> _Work to be completed_: Retype the records below exactly as they stand, but with no images.

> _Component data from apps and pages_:
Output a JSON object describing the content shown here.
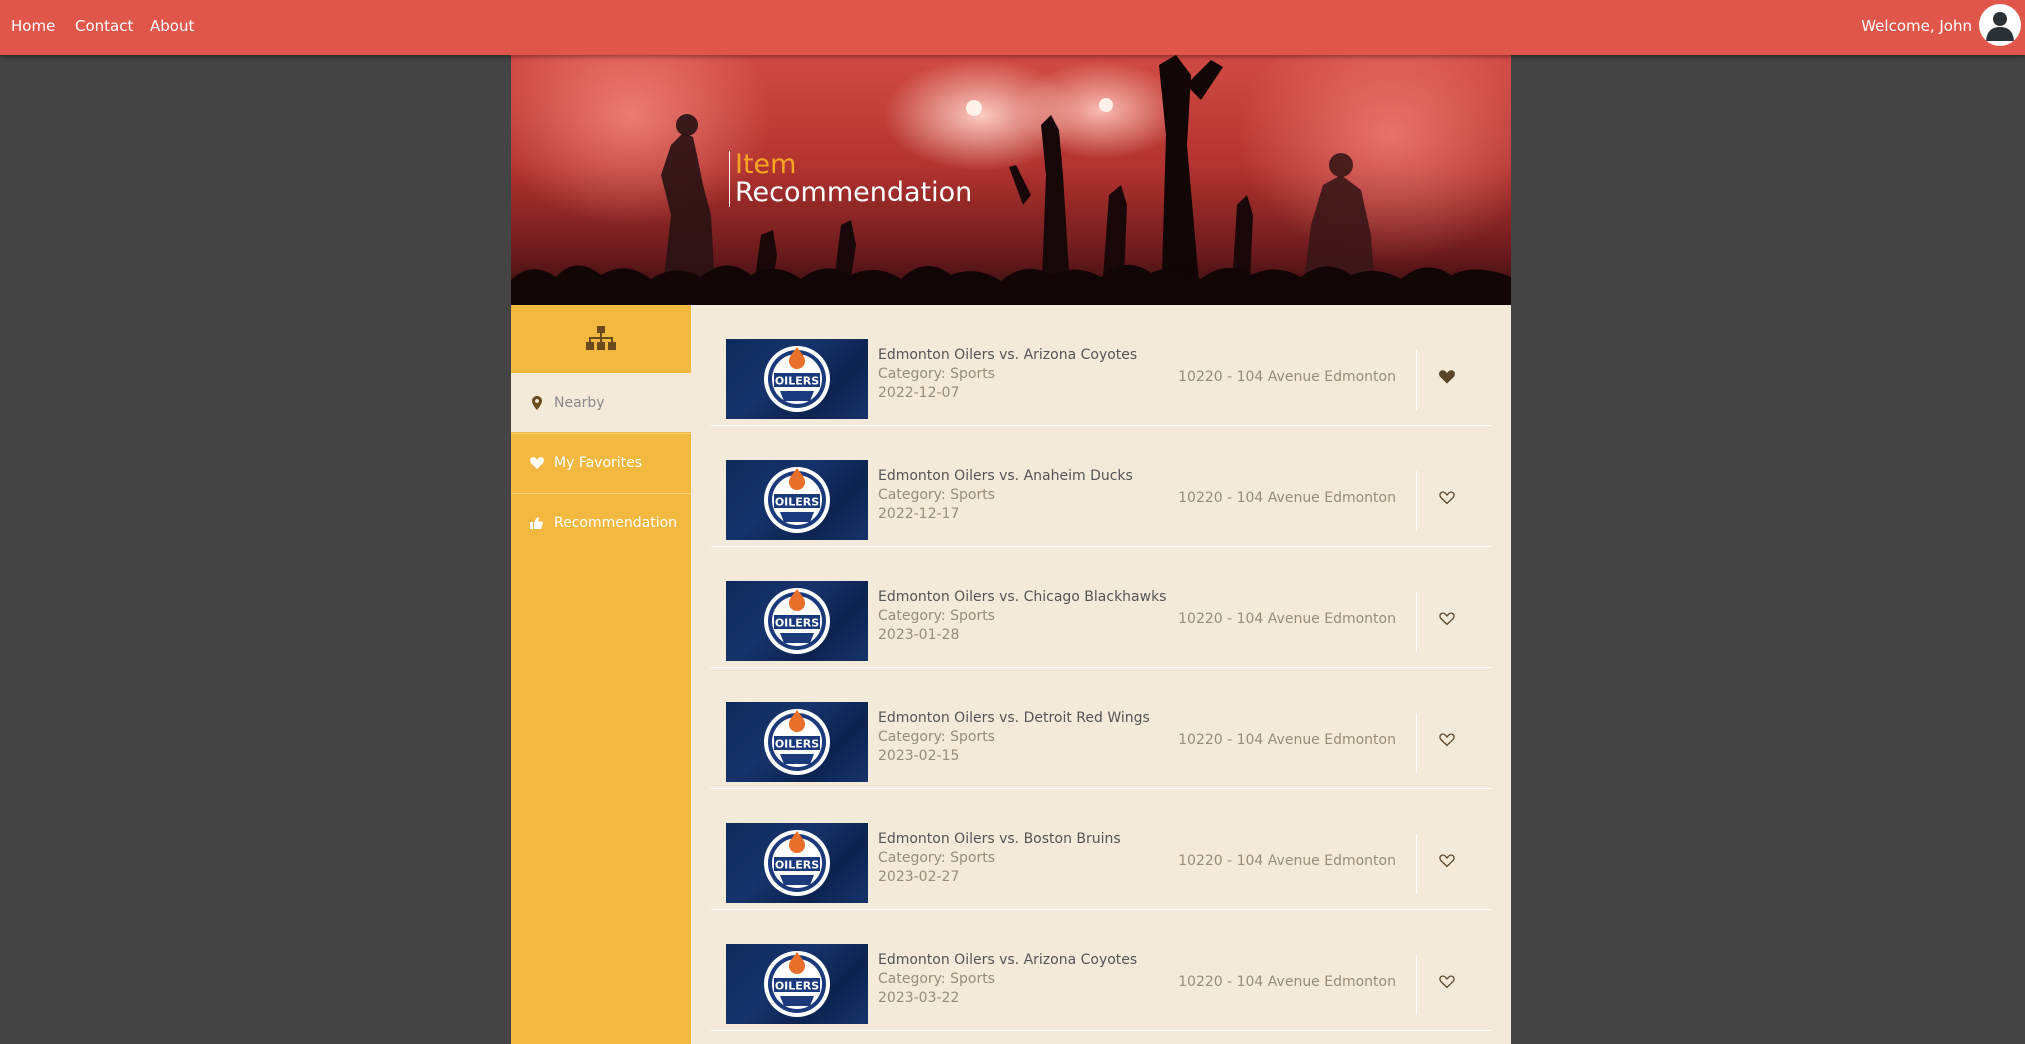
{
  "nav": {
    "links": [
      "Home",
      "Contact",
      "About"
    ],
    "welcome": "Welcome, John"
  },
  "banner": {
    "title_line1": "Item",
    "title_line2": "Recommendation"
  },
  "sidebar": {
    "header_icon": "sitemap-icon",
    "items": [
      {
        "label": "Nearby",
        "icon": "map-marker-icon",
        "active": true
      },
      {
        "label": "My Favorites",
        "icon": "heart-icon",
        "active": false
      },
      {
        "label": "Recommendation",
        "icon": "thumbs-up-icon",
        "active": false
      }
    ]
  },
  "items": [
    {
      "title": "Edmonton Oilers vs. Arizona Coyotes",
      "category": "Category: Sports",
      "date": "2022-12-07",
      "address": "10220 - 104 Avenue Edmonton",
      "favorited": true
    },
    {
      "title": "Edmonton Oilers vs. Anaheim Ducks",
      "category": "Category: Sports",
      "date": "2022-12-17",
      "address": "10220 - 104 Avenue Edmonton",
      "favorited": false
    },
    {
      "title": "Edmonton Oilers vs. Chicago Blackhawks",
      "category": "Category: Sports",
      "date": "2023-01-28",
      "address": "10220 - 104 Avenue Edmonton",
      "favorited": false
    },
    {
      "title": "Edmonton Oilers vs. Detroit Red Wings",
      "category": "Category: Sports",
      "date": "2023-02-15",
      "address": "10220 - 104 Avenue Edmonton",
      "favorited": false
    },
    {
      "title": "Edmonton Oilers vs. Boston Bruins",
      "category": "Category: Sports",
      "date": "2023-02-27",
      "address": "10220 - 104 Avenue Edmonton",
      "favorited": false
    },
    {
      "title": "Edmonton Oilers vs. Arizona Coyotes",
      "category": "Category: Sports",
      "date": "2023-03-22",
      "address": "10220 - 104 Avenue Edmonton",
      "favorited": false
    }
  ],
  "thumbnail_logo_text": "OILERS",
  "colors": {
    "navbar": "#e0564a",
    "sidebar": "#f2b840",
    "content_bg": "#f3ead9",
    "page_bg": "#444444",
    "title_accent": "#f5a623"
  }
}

> _Result for this task_:
Output a JSON object describing the content shown here.
{
  "nav": {
    "links": [
      "Home",
      "Contact",
      "About"
    ],
    "welcome": "Welcome, John"
  },
  "banner": {
    "title_line1": "Item",
    "title_line2": "Recommendation"
  },
  "sidebar": {
    "header_icon": "sitemap-icon",
    "items": [
      {
        "label": "Nearby",
        "icon": "map-marker-icon",
        "active": true
      },
      {
        "label": "My Favorites",
        "icon": "heart-icon",
        "active": false
      },
      {
        "label": "Recommendation",
        "icon": "thumbs-up-icon",
        "active": false
      }
    ]
  },
  "items": [
    {
      "title": "Edmonton Oilers vs. Arizona Coyotes",
      "category": "Category: Sports",
      "date": "2022-12-07",
      "address": "10220 - 104 Avenue Edmonton",
      "favorited": true
    },
    {
      "title": "Edmonton Oilers vs. Anaheim Ducks",
      "category": "Category: Sports",
      "date": "2022-12-17",
      "address": "10220 - 104 Avenue Edmonton",
      "favorited": false
    },
    {
      "title": "Edmonton Oilers vs. Chicago Blackhawks",
      "category": "Category: Sports",
      "date": "2023-01-28",
      "address": "10220 - 104 Avenue Edmonton",
      "favorited": false
    },
    {
      "title": "Edmonton Oilers vs. Detroit Red Wings",
      "category": "Category: Sports",
      "date": "2023-02-15",
      "address": "10220 - 104 Avenue Edmonton",
      "favorited": false
    },
    {
      "title": "Edmonton Oilers vs. Boston Bruins",
      "category": "Category: Sports",
      "date": "2023-02-27",
      "address": "10220 - 104 Avenue Edmonton",
      "favorited": false
    },
    {
      "title": "Edmonton Oilers vs. Arizona Coyotes",
      "category": "Category: Sports",
      "date": "2023-03-22",
      "address": "10220 - 104 Avenue Edmonton",
      "favorited": false
    }
  ],
  "thumbnail_logo_text": "OILERS",
  "colors": {
    "navbar": "#e0564a",
    "sidebar": "#f2b840",
    "content_bg": "#f3ead9",
    "page_bg": "#444444",
    "title_accent": "#f5a623"
  }
}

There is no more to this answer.